• _Available data_
***

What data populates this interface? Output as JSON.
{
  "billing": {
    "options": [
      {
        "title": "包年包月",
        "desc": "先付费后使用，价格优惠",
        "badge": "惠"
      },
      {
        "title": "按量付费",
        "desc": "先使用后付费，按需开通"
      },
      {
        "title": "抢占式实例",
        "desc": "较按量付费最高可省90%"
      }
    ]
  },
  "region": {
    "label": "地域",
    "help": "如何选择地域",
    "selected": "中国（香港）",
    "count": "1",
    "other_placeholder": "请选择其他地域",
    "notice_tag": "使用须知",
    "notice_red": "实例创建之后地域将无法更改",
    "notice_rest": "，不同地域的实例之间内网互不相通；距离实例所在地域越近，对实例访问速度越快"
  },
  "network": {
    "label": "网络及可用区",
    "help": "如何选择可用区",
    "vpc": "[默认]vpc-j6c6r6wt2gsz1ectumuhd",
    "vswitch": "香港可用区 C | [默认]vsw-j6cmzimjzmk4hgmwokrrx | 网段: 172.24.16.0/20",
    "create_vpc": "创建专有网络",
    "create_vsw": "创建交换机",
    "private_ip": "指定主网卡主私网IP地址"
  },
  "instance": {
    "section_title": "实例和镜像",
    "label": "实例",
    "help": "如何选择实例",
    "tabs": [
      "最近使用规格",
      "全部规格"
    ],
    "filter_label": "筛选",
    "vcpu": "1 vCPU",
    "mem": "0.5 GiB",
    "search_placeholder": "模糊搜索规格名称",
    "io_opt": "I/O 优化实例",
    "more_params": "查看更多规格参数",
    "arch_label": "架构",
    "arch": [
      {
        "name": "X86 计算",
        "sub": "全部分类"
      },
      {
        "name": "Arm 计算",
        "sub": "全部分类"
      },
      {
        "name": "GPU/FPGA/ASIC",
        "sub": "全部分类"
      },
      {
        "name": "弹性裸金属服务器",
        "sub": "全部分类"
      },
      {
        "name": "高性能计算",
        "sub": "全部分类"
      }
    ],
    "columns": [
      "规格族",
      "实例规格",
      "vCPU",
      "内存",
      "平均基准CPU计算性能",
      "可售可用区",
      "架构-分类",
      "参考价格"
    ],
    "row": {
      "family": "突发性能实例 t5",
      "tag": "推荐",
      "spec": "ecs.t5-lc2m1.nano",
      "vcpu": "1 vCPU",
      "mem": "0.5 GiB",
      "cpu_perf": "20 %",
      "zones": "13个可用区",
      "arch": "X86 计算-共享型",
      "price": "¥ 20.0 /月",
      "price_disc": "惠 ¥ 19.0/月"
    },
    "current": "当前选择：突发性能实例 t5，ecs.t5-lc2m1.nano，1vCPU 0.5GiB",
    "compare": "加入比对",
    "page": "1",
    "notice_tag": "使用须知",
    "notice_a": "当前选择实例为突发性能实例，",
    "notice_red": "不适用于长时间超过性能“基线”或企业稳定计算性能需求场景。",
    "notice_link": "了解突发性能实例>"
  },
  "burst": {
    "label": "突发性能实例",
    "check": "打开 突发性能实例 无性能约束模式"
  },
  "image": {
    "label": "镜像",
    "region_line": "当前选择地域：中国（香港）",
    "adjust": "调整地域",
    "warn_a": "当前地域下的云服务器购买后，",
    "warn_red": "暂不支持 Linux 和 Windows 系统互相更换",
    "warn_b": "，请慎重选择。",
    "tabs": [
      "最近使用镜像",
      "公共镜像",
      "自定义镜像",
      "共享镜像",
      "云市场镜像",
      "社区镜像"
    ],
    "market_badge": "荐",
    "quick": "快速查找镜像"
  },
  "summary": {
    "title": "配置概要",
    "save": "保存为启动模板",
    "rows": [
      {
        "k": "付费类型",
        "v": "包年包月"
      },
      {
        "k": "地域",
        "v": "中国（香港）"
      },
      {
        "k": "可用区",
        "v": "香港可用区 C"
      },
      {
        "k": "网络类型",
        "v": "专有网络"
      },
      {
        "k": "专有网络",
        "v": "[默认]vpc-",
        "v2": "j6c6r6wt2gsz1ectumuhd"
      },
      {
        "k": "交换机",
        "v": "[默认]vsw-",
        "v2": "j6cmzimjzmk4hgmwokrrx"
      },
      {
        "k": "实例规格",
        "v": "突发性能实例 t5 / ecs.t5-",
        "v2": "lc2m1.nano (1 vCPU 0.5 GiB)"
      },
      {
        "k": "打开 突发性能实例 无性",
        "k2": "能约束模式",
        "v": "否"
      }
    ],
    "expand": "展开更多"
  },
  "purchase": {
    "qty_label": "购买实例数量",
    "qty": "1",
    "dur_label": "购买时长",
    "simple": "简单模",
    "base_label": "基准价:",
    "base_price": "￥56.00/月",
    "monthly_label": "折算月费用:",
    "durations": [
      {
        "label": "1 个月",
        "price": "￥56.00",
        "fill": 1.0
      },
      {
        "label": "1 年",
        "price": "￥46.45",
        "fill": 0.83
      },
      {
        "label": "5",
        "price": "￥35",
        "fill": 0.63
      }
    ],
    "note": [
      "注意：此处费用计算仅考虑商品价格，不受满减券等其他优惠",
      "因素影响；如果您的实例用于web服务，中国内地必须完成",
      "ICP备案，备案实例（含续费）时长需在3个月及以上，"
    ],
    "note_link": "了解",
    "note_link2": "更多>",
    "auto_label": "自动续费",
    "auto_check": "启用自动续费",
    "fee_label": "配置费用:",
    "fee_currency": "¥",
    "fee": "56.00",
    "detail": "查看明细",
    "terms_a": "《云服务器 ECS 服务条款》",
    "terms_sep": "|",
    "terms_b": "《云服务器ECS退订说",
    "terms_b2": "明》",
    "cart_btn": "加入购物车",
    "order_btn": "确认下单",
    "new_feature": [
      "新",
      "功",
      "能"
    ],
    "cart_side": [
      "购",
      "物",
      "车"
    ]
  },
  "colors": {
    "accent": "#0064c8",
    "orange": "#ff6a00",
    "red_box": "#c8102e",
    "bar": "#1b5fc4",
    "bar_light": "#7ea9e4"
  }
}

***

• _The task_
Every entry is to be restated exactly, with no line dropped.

• _Exercise solution_
What data populates this interface? Output as JSON.
{
  "billing": {
    "options": [
      {
        "title": "包年包月",
        "desc": "先付费后使用，价格优惠",
        "badge": "惠"
      },
      {
        "title": "按量付费",
        "desc": "先使用后付费，按需开通"
      },
      {
        "title": "抢占式实例",
        "desc": "较按量付费最高可省90%"
      }
    ]
  },
  "region": {
    "label": "地域",
    "help": "如何选择地域",
    "selected": "中国（香港）",
    "count": "1",
    "other_placeholder": "请选择其他地域",
    "notice_tag": "使用须知",
    "notice_red": "实例创建之后地域将无法更改",
    "notice_rest": "，不同地域的实例之间内网互不相通；距离实例所在地域越近，对实例访问速度越快"
  },
  "network": {
    "label": "网络及可用区",
    "help": "如何选择可用区",
    "vpc": "[默认]vpc-j6c6r6wt2gsz1ectumuhd",
    "vswitch": "香港可用区 C | [默认]vsw-j6cmzimjzmk4hgmwokrrx | 网段: 172.24.16.0/20",
    "create_vpc": "创建专有网络",
    "create_vsw": "创建交换机",
    "private_ip": "指定主网卡主私网IP地址"
  },
  "instance": {
    "section_title": "实例和镜像",
    "label": "实例",
    "help": "如何选择实例",
    "tabs": [
      "最近使用规格",
      "全部规格"
    ],
    "filter_label": "筛选",
    "vcpu": "1 vCPU",
    "mem": "0.5 GiB",
    "search_placeholder": "模糊搜索规格名称",
    "io_opt": "I/O 优化实例",
    "more_params": "查看更多规格参数",
    "arch_label": "架构",
    "arch": [
      {
        "name": "X86 计算",
        "sub": "全部分类"
      },
      {
        "name": "Arm 计算",
        "sub": "全部分类"
      },
      {
        "name": "GPU/FPGA/ASIC",
        "sub": "全部分类"
      },
      {
        "name": "弹性裸金属服务器",
        "sub": "全部分类"
      },
      {
        "name": "高性能计算",
        "sub": "全部分类"
      }
    ],
    "columns": [
      "规格族",
      "实例规格",
      "vCPU",
      "内存",
      "平均基准CPU计算性能",
      "可售可用区",
      "架构-分类",
      "参考价格"
    ],
    "row": {
      "family": "突发性能实例 t5",
      "tag": "推荐",
      "spec": "ecs.t5-lc2m1.nano",
      "vcpu": "1 vCPU",
      "mem": "0.5 GiB",
      "cpu_perf": "20 %",
      "zones": "13个可用区",
      "arch": "X86 计算-共享型",
      "price": "¥ 20.0 /月",
      "price_disc": "惠 ¥ 19.0/月"
    },
    "current": "当前选择：突发性能实例 t5，ecs.t5-lc2m1.nano，1vCPU 0.5GiB",
    "compare": "加入比对",
    "page": "1",
    "notice_tag": "使用须知",
    "notice_a": "当前选择实例为突发性能实例，",
    "notice_red": "不适用于长时间超过性能“基线”或企业稳定计算性能需求场景。",
    "notice_link": "了解突发性能实例>"
  },
  "burst": {
    "label": "突发性能实例",
    "check": "打开 突发性能实例 无性能约束模式"
  },
  "image": {
    "label": "镜像",
    "region_line": "当前选择地域：中国（香港）",
    "adjust": "调整地域",
    "warn_a": "当前地域下的云服务器购买后，",
    "warn_red": "暂不支持 Linux 和 Windows 系统互相更换",
    "warn_b": "，请慎重选择。",
    "tabs": [
      "最近使用镜像",
      "公共镜像",
      "自定义镜像",
      "共享镜像",
      "云市场镜像",
      "社区镜像"
    ],
    "market_badge": "荐",
    "quick": "快速查找镜像"
  },
  "summary": {
    "title": "配置概要",
    "save": "保存为启动模板",
    "rows": [
      {
        "k": "付费类型",
        "v": "包年包月"
      },
      {
        "k": "地域",
        "v": "中国（香港）"
      },
      {
        "k": "可用区",
        "v": "香港可用区 C"
      },
      {
        "k": "网络类型",
        "v": "专有网络"
      },
      {
        "k": "专有网络",
        "v": "[默认]vpc-",
        "v2": "j6c6r6wt2gsz1ectumuhd"
      },
      {
        "k": "交换机",
        "v": "[默认]vsw-",
        "v2": "j6cmzimjzmk4hgmwokrrx"
      },
      {
        "k": "实例规格",
        "v": "突发性能实例 t5 / ecs.t5-",
        "v2": "lc2m1.nano (1 vCPU 0.5 GiB)"
      },
      {
        "k": "打开 突发性能实例 无性",
        "k2": "能约束模式",
        "v": "否"
      }
    ],
    "expand": "展开更多"
  },
  "purchase": {
    "qty_label": "购买实例数量",
    "qty": "1",
    "dur_label": "购买时长",
    "simple": "简单模",
    "base_label": "基准价:",
    "base_price": "￥56.00/月",
    "monthly_label": "折算月费用:",
    "durations": [
      {
        "label": "1 个月",
        "price": "￥56.00",
        "fill": 1.0
      },
      {
        "label": "1 年",
        "price": "￥46.45",
        "fill": 0.83
      },
      {
        "label": "5",
        "price": "￥35",
        "fill": 0.63
      }
    ],
    "note": [
      "注意：此处费用计算仅考虑商品价格，不受满减券等其他优惠",
      "因素影响；如果您的实例用于web服务，中国内地必须完成",
      "ICP备案，备案实例（含续费）时长需在3个月及以上，"
    ],
    "note_link": "了解",
    "note_link2": "更多>",
    "auto_label": "自动续费",
    "auto_check": "启用自动续费",
    "fee_label": "配置费用:",
    "fee_currency": "¥",
    "fee": "56.00",
    "detail": "查看明细",
    "terms_a": "《云服务器 ECS 服务条款》",
    "terms_sep": "|",
    "terms_b": "《云服务器ECS退订说",
    "terms_b2": "明》",
    "cart_btn": "加入购物车",
    "order_btn": "确认下单",
    "new_feature": [
      "新",
      "功",
      "能"
    ],
    "cart_side": [
      "购",
      "物",
      "车"
    ]
  },
  "colors": {
    "accent": "#0064c8",
    "orange": "#ff6a00",
    "red_box": "#c8102e",
    "bar": "#1b5fc4",
    "bar_light": "#7ea9e4"
  }
}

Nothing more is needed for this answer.